▶ **Element data from apps and pages**
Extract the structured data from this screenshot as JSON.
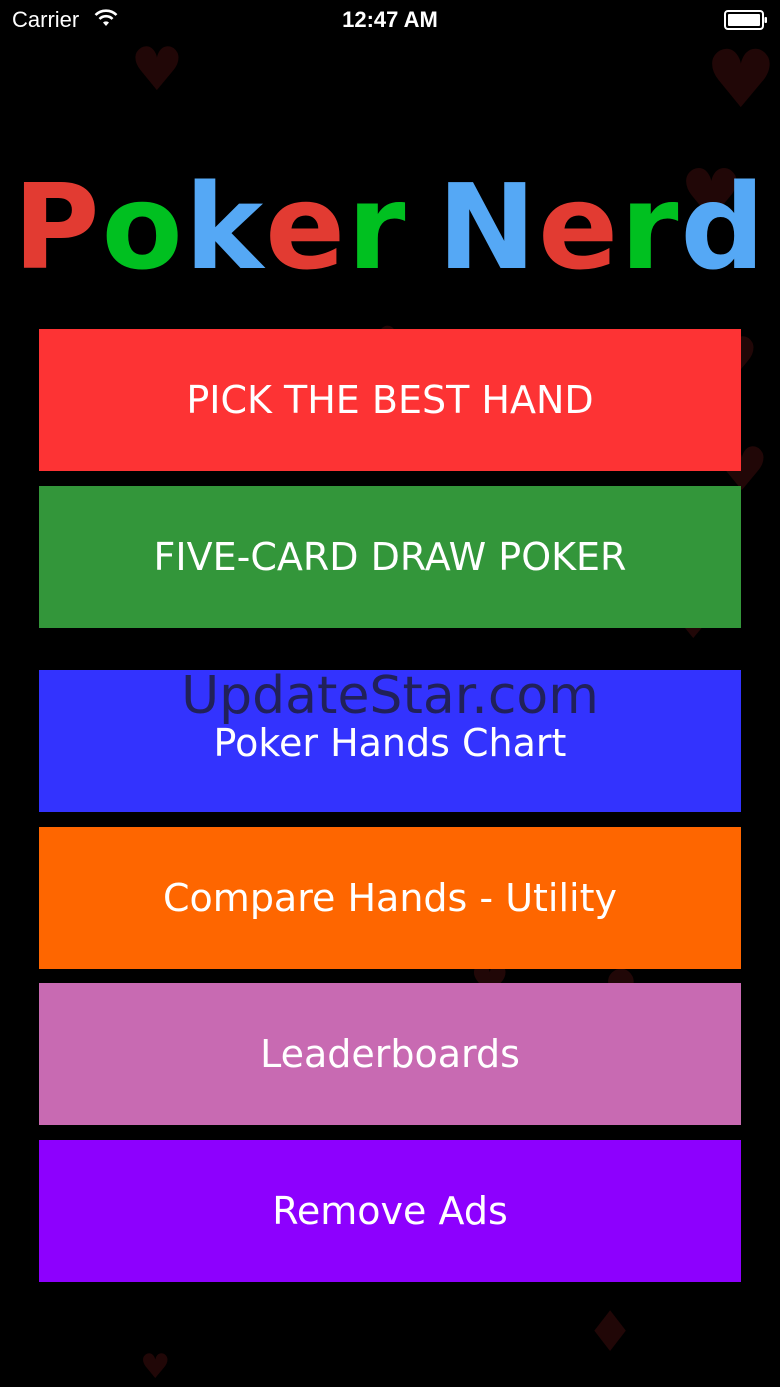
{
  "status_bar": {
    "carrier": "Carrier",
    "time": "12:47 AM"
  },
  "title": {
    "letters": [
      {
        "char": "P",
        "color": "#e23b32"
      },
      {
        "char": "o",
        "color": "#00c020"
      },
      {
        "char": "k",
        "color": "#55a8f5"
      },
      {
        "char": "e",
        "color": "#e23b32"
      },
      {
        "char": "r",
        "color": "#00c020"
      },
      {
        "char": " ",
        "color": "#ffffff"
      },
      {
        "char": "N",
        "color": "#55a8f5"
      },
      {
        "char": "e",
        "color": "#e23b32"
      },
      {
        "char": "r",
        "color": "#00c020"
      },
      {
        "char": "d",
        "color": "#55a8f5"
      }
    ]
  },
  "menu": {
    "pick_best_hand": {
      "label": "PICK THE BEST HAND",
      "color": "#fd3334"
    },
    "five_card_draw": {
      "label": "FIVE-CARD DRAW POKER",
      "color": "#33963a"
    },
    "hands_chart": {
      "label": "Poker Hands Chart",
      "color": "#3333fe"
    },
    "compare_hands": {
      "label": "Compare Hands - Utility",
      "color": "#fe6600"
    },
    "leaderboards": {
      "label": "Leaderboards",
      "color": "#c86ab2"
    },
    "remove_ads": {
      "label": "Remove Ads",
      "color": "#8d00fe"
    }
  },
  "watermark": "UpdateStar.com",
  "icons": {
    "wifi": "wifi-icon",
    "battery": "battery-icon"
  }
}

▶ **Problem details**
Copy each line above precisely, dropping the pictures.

▶ **Solution for this exercise**
Extract the structured data from this screenshot as JSON.
{
  "status_bar": {
    "carrier": "Carrier",
    "time": "12:47 AM"
  },
  "title": {
    "letters": [
      {
        "char": "P",
        "color": "#e23b32"
      },
      {
        "char": "o",
        "color": "#00c020"
      },
      {
        "char": "k",
        "color": "#55a8f5"
      },
      {
        "char": "e",
        "color": "#e23b32"
      },
      {
        "char": "r",
        "color": "#00c020"
      },
      {
        "char": " ",
        "color": "#ffffff"
      },
      {
        "char": "N",
        "color": "#55a8f5"
      },
      {
        "char": "e",
        "color": "#e23b32"
      },
      {
        "char": "r",
        "color": "#00c020"
      },
      {
        "char": "d",
        "color": "#55a8f5"
      }
    ]
  },
  "menu": {
    "pick_best_hand": {
      "label": "PICK THE BEST HAND",
      "color": "#fd3334"
    },
    "five_card_draw": {
      "label": "FIVE-CARD DRAW POKER",
      "color": "#33963a"
    },
    "hands_chart": {
      "label": "Poker Hands Chart",
      "color": "#3333fe"
    },
    "compare_hands": {
      "label": "Compare Hands - Utility",
      "color": "#fe6600"
    },
    "leaderboards": {
      "label": "Leaderboards",
      "color": "#c86ab2"
    },
    "remove_ads": {
      "label": "Remove Ads",
      "color": "#8d00fe"
    }
  },
  "watermark": "UpdateStar.com",
  "icons": {
    "wifi": "wifi-icon",
    "battery": "battery-icon"
  }
}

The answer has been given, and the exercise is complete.